One example of the invention will now be described in more detail with reference to the drawing, wherein:
FIG. 1 is a plan view of the base folded into the plane of the flattened sack with the closure lock inserted and the base cover sheet lifted off, and
FIG. 2 is a diagrammatic representation of a filled sack provided with opening incisions which are closed again by displacement of the closure lock.
The large sacks or container sacks illustrated in the drawing are provided with closure locks 1 at their base ends. These closure locks 1 comprise apertures 2 which, in the filled but closed or in the empty condition of the sacks, assume the positions shown in the drawing where they are disposed off-centre of the base. If, now, the base closure lock 1 is moved in the direction of the arrow A until the aperture 2 is disposed beneath the internal lock 3, one can cut through the base cover sheet 4 (which has been omitted from FIG. 1 for the sake of clarity) in the vicinity of the aperture 2, for example with a knife. Together with the base cover sheet 4, the internal lock 3 is also pierced by the knife so that the material within the sack 5 can flow out through the holes which were pierced into the internal lock 3 and the base cover sheet 4 and which are in registry with the aperture 2 of the base closure lock 1. If all the contents of the sack 5 are not to be emptied at once, the base closure lock 1 is moved opposite to the direction of the arrow A until the holes cut into the internal lock 3 and the base cover sheet 4 are no longer in registry with the aperture 2.
During production of the sack, a base square, generally designated 9, is first pulled open on a flattened tube section 6 and the internal lock 3 is welded or adhered onto the confronting inner edges or bases 10 and 11 of the corner folds 12 and 13. It will be appreciated that FIG. 1 illustrates the base square 9 after the base side flaps 7 and 8 have been turned over. When the base side flaps 7 and 8 are turned over, the inwardly turned confronting edges 14 and 15 of the base side flaps have end faces spaced from each other to define, in cooperation with the internal lock 3 and the base cover sheet 4, a channel 16. Onto the base that has thus been preformed and pretreated, a likewise pretreated base cover sheet is stuck by means of a two-component adhesive. However, before this base cover sheet 4 is stuck on, the base closure lock 1 is placed on it but this lock has not been pretreated for adhesion to the two-component adhesive. The base cover sheet 4 with the base closure lock 1 is then applied to the pulled-open base provided with an internal lock in a manner such that the base closure lock 1 assumes the position shown in FIG. 2, i.e. the base lock 1 bridges the space left vacant by the inner edges of the base side flaps 7, 8 as will be evident from FIG. 1.
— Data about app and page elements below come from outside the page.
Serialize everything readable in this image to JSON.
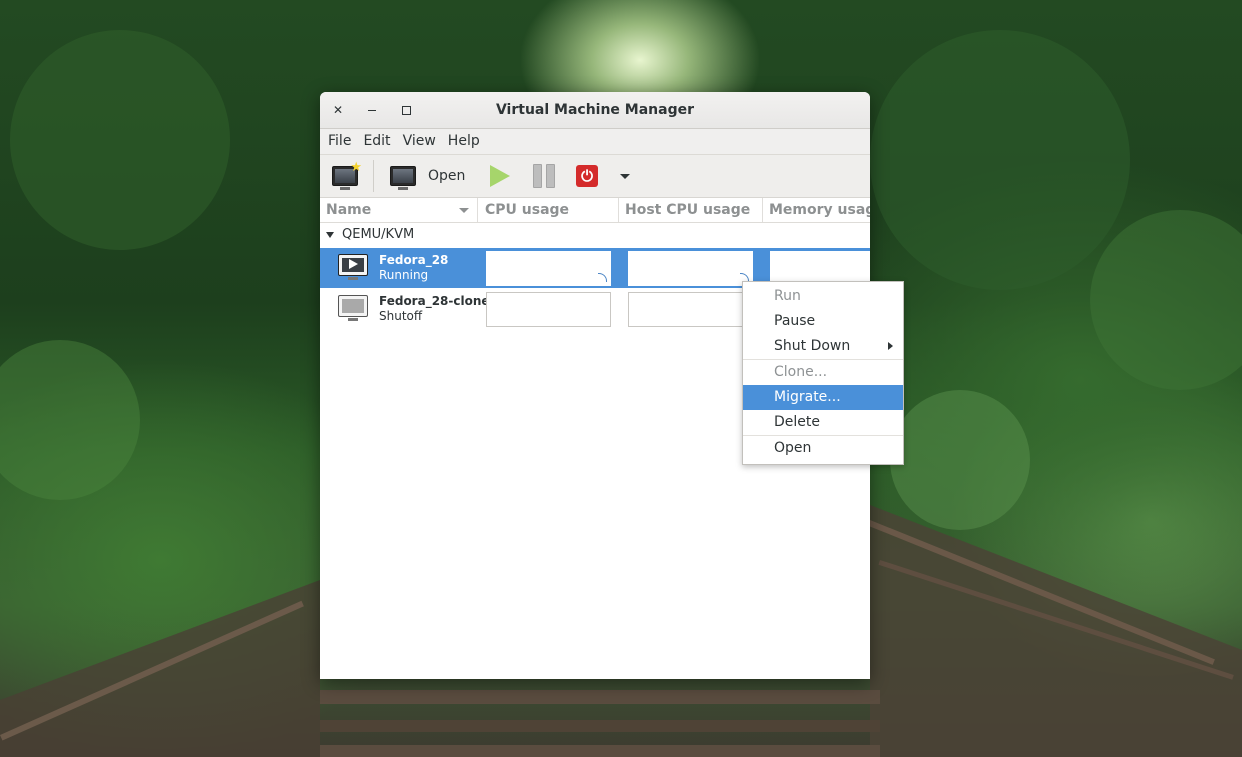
{
  "window": {
    "title": "Virtual Machine Manager"
  },
  "menubar": [
    "File",
    "Edit",
    "View",
    "Help"
  ],
  "toolbar": {
    "new_vm_icon": "new-vm-icon",
    "open_label": "Open",
    "run_icon": "play-icon",
    "pause_icon": "pause-icon",
    "shutdown_icon": "power-icon",
    "more_icon": "chevron-down-icon"
  },
  "columns": [
    "Name",
    "CPU usage",
    "Host CPU usage",
    "Memory usage"
  ],
  "connection": {
    "label": "QEMU/KVM"
  },
  "vms": [
    {
      "name": "Fedora_28",
      "state": "Running",
      "icon": "vm-running-icon"
    },
    {
      "name": "Fedora_28-clone",
      "state": "Shutoff",
      "icon": "vm-shutoff-icon"
    }
  ],
  "context_menu": {
    "run": "Run",
    "pause": "Pause",
    "shutdown": "Shut Down",
    "clone": "Clone...",
    "migrate": "Migrate...",
    "delete": "Delete",
    "open": "Open"
  },
  "colors": {
    "selection": "#4a90d9",
    "disabled_text": "#8e9294",
    "power_red": "#d42b2b",
    "run_green": "#a6d56b"
  }
}
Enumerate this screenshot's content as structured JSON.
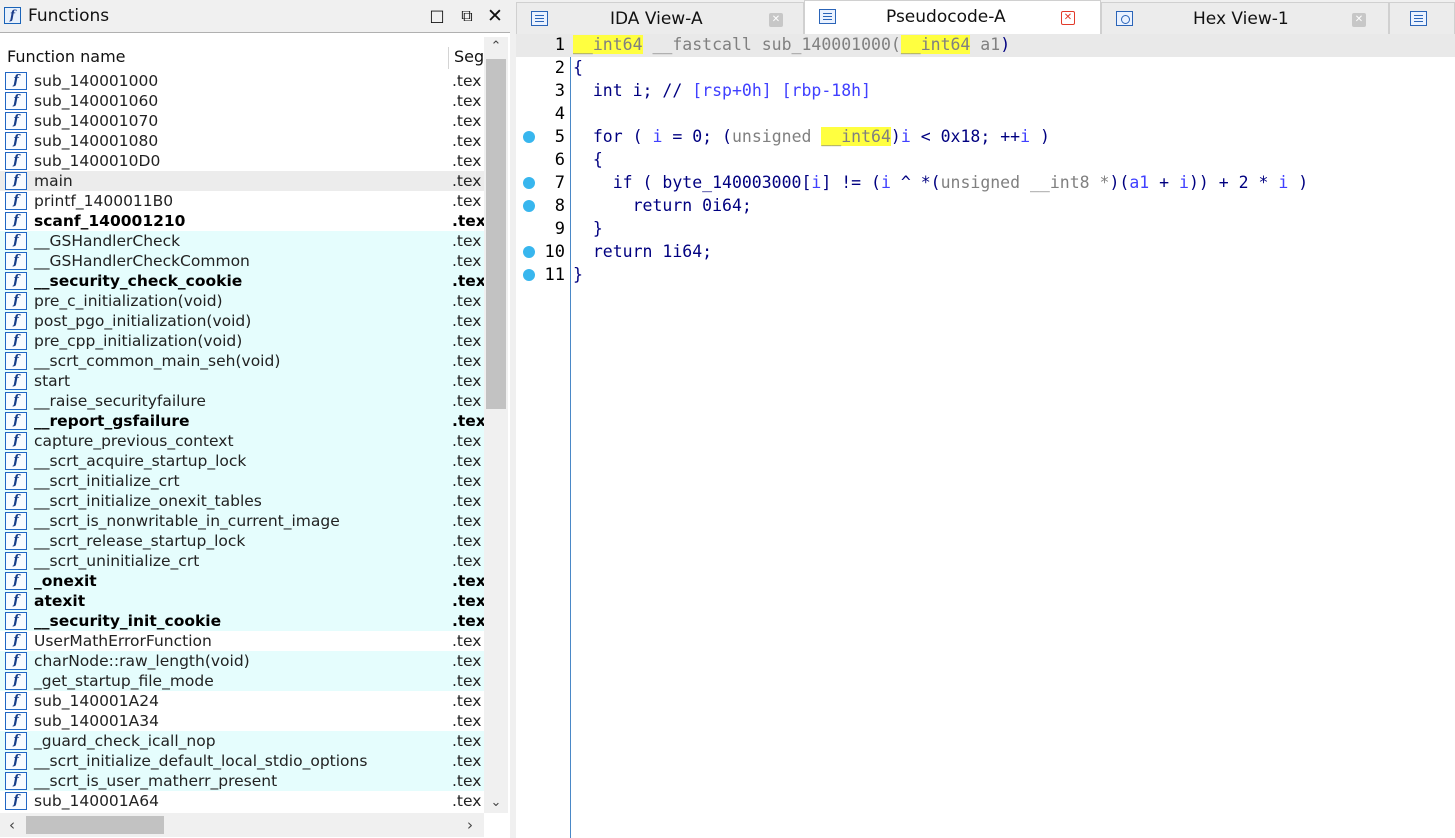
{
  "functions_window": {
    "title": "Functions",
    "columns": {
      "name": "Function name",
      "segment": "Seg"
    },
    "rows": [
      {
        "name": "sub_140001000",
        "seg": ".tex",
        "style": ""
      },
      {
        "name": "sub_140001060",
        "seg": ".tex",
        "style": ""
      },
      {
        "name": "sub_140001070",
        "seg": ".tex",
        "style": ""
      },
      {
        "name": "sub_140001080",
        "seg": ".tex",
        "style": ""
      },
      {
        "name": "sub_1400010D0",
        "seg": ".tex",
        "style": ""
      },
      {
        "name": "main",
        "seg": ".tex",
        "style": "sel"
      },
      {
        "name": "printf_1400011B0",
        "seg": ".tex",
        "style": ""
      },
      {
        "name": "scanf_140001210",
        "seg": ".tex",
        "style": "bold"
      },
      {
        "name": "__GSHandlerCheck",
        "seg": ".tex",
        "style": "lib"
      },
      {
        "name": "__GSHandlerCheckCommon",
        "seg": ".tex",
        "style": "lib"
      },
      {
        "name": "__security_check_cookie",
        "seg": ".tex",
        "style": "lib bold"
      },
      {
        "name": "pre_c_initialization(void)",
        "seg": ".tex",
        "style": "lib"
      },
      {
        "name": "post_pgo_initialization(void)",
        "seg": ".tex",
        "style": "lib"
      },
      {
        "name": "pre_cpp_initialization(void)",
        "seg": ".tex",
        "style": "lib"
      },
      {
        "name": "__scrt_common_main_seh(void)",
        "seg": ".tex",
        "style": "lib"
      },
      {
        "name": "start",
        "seg": ".tex",
        "style": "lib"
      },
      {
        "name": "__raise_securityfailure",
        "seg": ".tex",
        "style": "lib"
      },
      {
        "name": "__report_gsfailure",
        "seg": ".tex",
        "style": "lib bold"
      },
      {
        "name": "capture_previous_context",
        "seg": ".tex",
        "style": "lib"
      },
      {
        "name": "__scrt_acquire_startup_lock",
        "seg": ".tex",
        "style": "lib"
      },
      {
        "name": "__scrt_initialize_crt",
        "seg": ".tex",
        "style": "lib"
      },
      {
        "name": "__scrt_initialize_onexit_tables",
        "seg": ".tex",
        "style": "lib"
      },
      {
        "name": "__scrt_is_nonwritable_in_current_image",
        "seg": ".tex",
        "style": "lib"
      },
      {
        "name": "__scrt_release_startup_lock",
        "seg": ".tex",
        "style": "lib"
      },
      {
        "name": "__scrt_uninitialize_crt",
        "seg": ".tex",
        "style": "lib"
      },
      {
        "name": "_onexit",
        "seg": ".tex",
        "style": "lib bold"
      },
      {
        "name": "atexit",
        "seg": ".tex",
        "style": "lib bold"
      },
      {
        "name": "__security_init_cookie",
        "seg": ".tex",
        "style": "lib bold"
      },
      {
        "name": "UserMathErrorFunction",
        "seg": ".tex",
        "style": ""
      },
      {
        "name": "charNode::raw_length(void)",
        "seg": ".tex",
        "style": "lib"
      },
      {
        "name": "_get_startup_file_mode",
        "seg": ".tex",
        "style": "lib"
      },
      {
        "name": "sub_140001A24",
        "seg": ".tex",
        "style": ""
      },
      {
        "name": "sub_140001A34",
        "seg": ".tex",
        "style": ""
      },
      {
        "name": "_guard_check_icall_nop",
        "seg": ".tex",
        "style": "lib"
      },
      {
        "name": "__scrt_initialize_default_local_stdio_options",
        "seg": ".tex",
        "style": "lib"
      },
      {
        "name": "__scrt_is_user_matherr_present",
        "seg": ".tex",
        "style": "lib"
      },
      {
        "name": "sub_140001A64",
        "seg": ".tex",
        "style": ""
      }
    ]
  },
  "tabs": [
    {
      "label": "IDA View-A",
      "active": false
    },
    {
      "label": "Pseudocode-A",
      "active": true
    },
    {
      "label": "Hex View-1",
      "active": false
    }
  ],
  "pseudocode": {
    "lines": [
      {
        "num": "1",
        "bp": false
      },
      {
        "num": "2",
        "bp": false
      },
      {
        "num": "3",
        "bp": false
      },
      {
        "num": "4",
        "bp": false
      },
      {
        "num": "5",
        "bp": true
      },
      {
        "num": "6",
        "bp": false
      },
      {
        "num": "7",
        "bp": true
      },
      {
        "num": "8",
        "bp": true
      },
      {
        "num": "9",
        "bp": false
      },
      {
        "num": "10",
        "bp": true
      },
      {
        "num": "11",
        "bp": true
      }
    ],
    "tokens": {
      "l1_type": "__int64",
      "l1_conv": " __fastcall sub_140001000(",
      "l1_argtype": "__int64",
      "l1_arg": " a1",
      "l1_close": ")",
      "l2": "{",
      "l3_decl": "  int i; // ",
      "l3_comment": "[rsp+0h] [rbp-18h]",
      "l5_a": "  for ( ",
      "l5_i1": "i",
      "l5_b": " = 0; (",
      "l5_uns": "unsigned ",
      "l5_type": "__int64",
      "l5_c": ")",
      "l5_i2": "i",
      "l5_d": " < 0x18; ++",
      "l5_i3": "i",
      "l5_e": " )",
      "l6": "  {",
      "l7_a": "    if ( byte_140003000[",
      "l7_i1": "i",
      "l7_b": "] != (",
      "l7_i2": "i",
      "l7_c": " ^ *(",
      "l7_uns": "unsigned __int8 *",
      "l7_d": ")(",
      "l7_a1": "a1",
      "l7_e": " + ",
      "l7_i3": "i",
      "l7_f": ")) + 2 * ",
      "l7_i4": "i",
      "l7_g": " )",
      "l8": "      return 0i64;",
      "l9": "  }",
      "l10": "  return 1i64;",
      "l11": "}"
    }
  }
}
The base closure lock 1 shown in FIG. 1 has been included only for clarity. It is applied to the preformed base together with the base cover sheet 4. Since the base closure lock 1 has not been pretreated, there is no connection between the base closure lock 1 and the base cover sheet 4 and the base of the sack after the two-component adhesive has cured. The lock 1 can therefore be displaced to and fro in the direction of the arrow A.
To facilitate opening of the base, the base cover sheet 4 as well as the internal lock 3 may be provided with aligned pre-perforated portions 17 and 18, respectively.